++++ Data section

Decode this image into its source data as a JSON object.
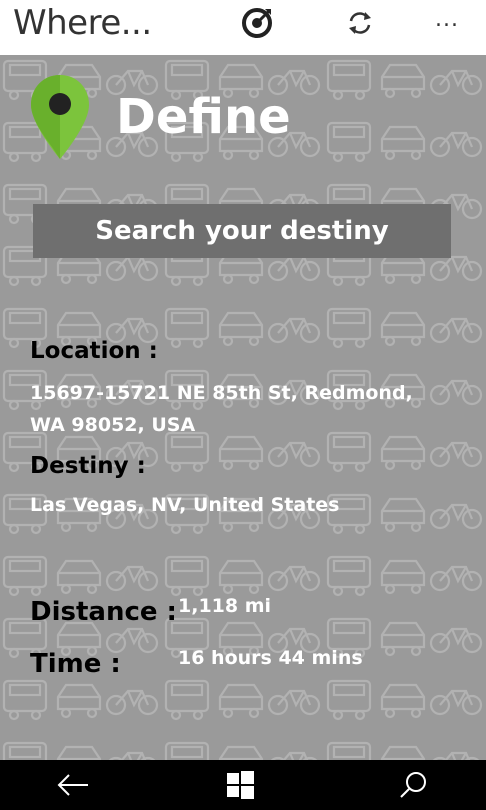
{
  "app": {
    "title": "Where..."
  },
  "toolbar": {
    "icons": [
      "target-icon",
      "refresh-icon",
      "more-icon"
    ],
    "more_label": "..."
  },
  "header": {
    "title": "Define"
  },
  "search": {
    "button_label": "Search your destiny"
  },
  "route": {
    "location_label": "Location :",
    "location_value": "15697-15721 NE 85th St, Redmond, WA 98052, USA",
    "destiny_label": "Destiny :",
    "destiny_value": "Las Vegas, NV, United States",
    "distance_label": "Distance :",
    "distance_value": "1,118 mi",
    "time_label": "Time :",
    "time_value": "16 hours 44 mins"
  },
  "nav": {
    "icons": [
      "back-arrow-icon",
      "windows-icon",
      "search-icon"
    ]
  },
  "colors": {
    "background": "#9a9a9a",
    "pattern": "#b4b4b4",
    "button": "#6f6f6f",
    "pin_green": "#79c23a",
    "navbar": "#000000"
  }
}
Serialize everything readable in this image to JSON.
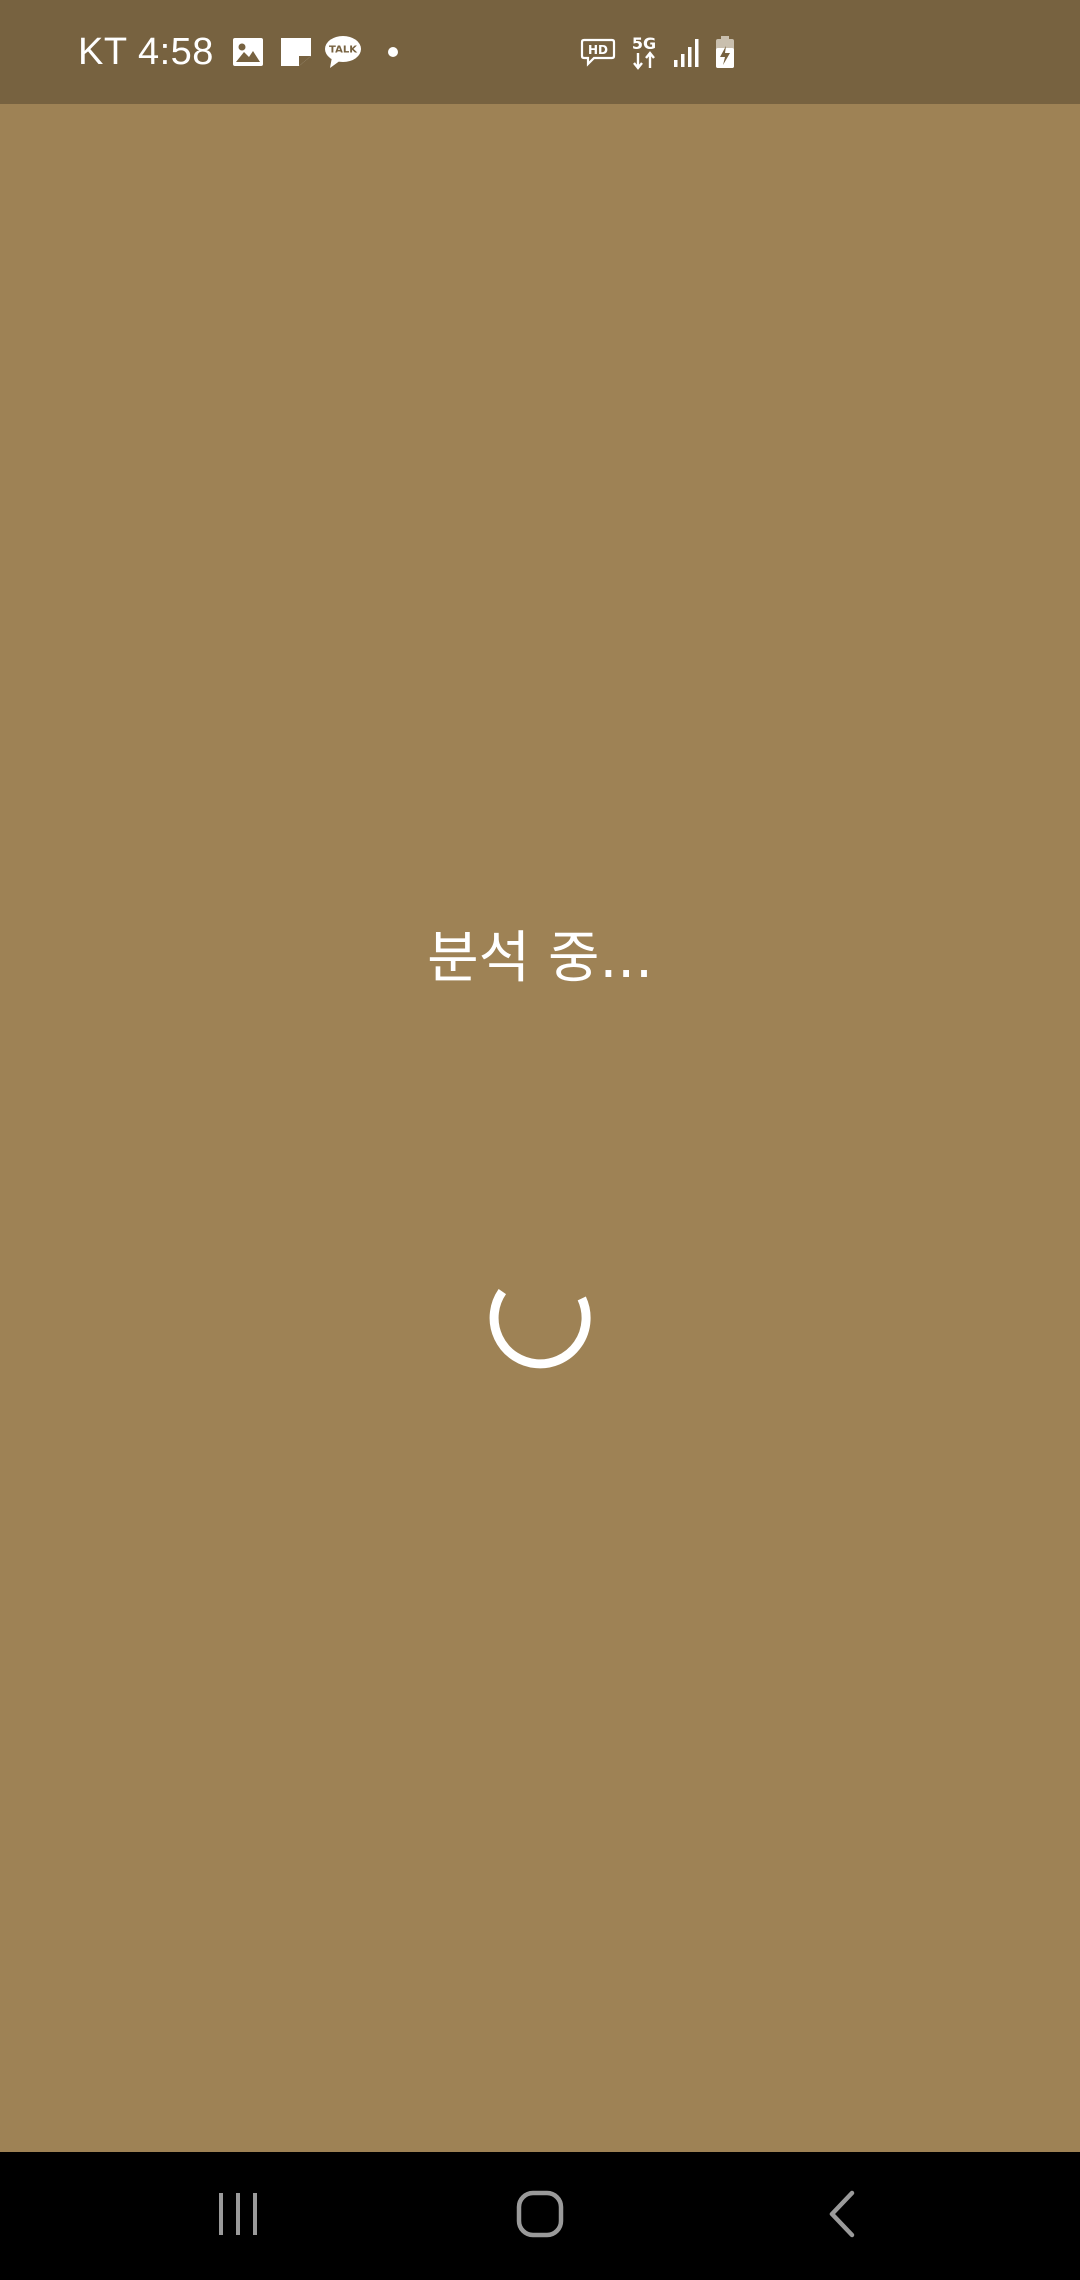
{
  "status_bar": {
    "carrier": "KT",
    "time": "4:58",
    "notification_icons": [
      "gallery-icon",
      "memo-icon",
      "kakaotalk-icon",
      "more-notifications-dot"
    ],
    "kakaotalk_badge_text": "TALK",
    "hd_label": "HD",
    "network_label": "5G",
    "system_icons": [
      "hd-voice-icon",
      "5g-data-icon",
      "signal-strength-icon",
      "battery-charging-icon"
    ]
  },
  "main": {
    "loading_text": "분석 중...",
    "spinner_icon": "loading-spinner-icon"
  },
  "nav_bar": {
    "buttons": [
      "recent-apps-icon",
      "home-icon",
      "back-icon"
    ]
  },
  "colors": {
    "background": "#9E8255",
    "status_bar_background": "#776240",
    "nav_bar_background": "#000000",
    "text": "#FFFFFF",
    "nav_icon": "#9A9A9A"
  }
}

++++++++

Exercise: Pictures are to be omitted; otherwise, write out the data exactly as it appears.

Solution for this problem:
Decode this image into its source data as a JSON object.
{
  "app": {
    "title": "Where..."
  },
  "toolbar": {
    "icons": [
      "target-icon",
      "refresh-icon",
      "more-icon"
    ],
    "more_label": "..."
  },
  "header": {
    "title": "Define"
  },
  "search": {
    "button_label": "Search your destiny"
  },
  "route": {
    "location_label": "Location :",
    "location_value": "15697-15721 NE 85th St, Redmond, WA 98052, USA",
    "destiny_label": "Destiny :",
    "destiny_value": "Las Vegas, NV, United States",
    "distance_label": "Distance :",
    "distance_value": "1,118 mi",
    "time_label": "Time :",
    "time_value": "16 hours 44 mins"
  },
  "nav": {
    "icons": [
      "back-arrow-icon",
      "windows-icon",
      "search-icon"
    ]
  },
  "colors": {
    "background": "#9a9a9a",
    "pattern": "#b4b4b4",
    "button": "#6f6f6f",
    "pin_green": "#79c23a",
    "navbar": "#000000"
  }
}
Serialize everything readable in this image to JSON.
{
  "status_bar": {
    "carrier": "KT",
    "time": "4:58",
    "notification_icons": [
      "gallery-icon",
      "memo-icon",
      "kakaotalk-icon",
      "more-notifications-dot"
    ],
    "kakaotalk_badge_text": "TALK",
    "hd_label": "HD",
    "network_label": "5G",
    "system_icons": [
      "hd-voice-icon",
      "5g-data-icon",
      "signal-strength-icon",
      "battery-charging-icon"
    ]
  },
  "main": {
    "loading_text": "분석 중...",
    "spinner_icon": "loading-spinner-icon"
  },
  "nav_bar": {
    "buttons": [
      "recent-apps-icon",
      "home-icon",
      "back-icon"
    ]
  },
  "colors": {
    "background": "#9E8255",
    "status_bar_background": "#776240",
    "nav_bar_background": "#000000",
    "text": "#FFFFFF",
    "nav_icon": "#9A9A9A"
  }
}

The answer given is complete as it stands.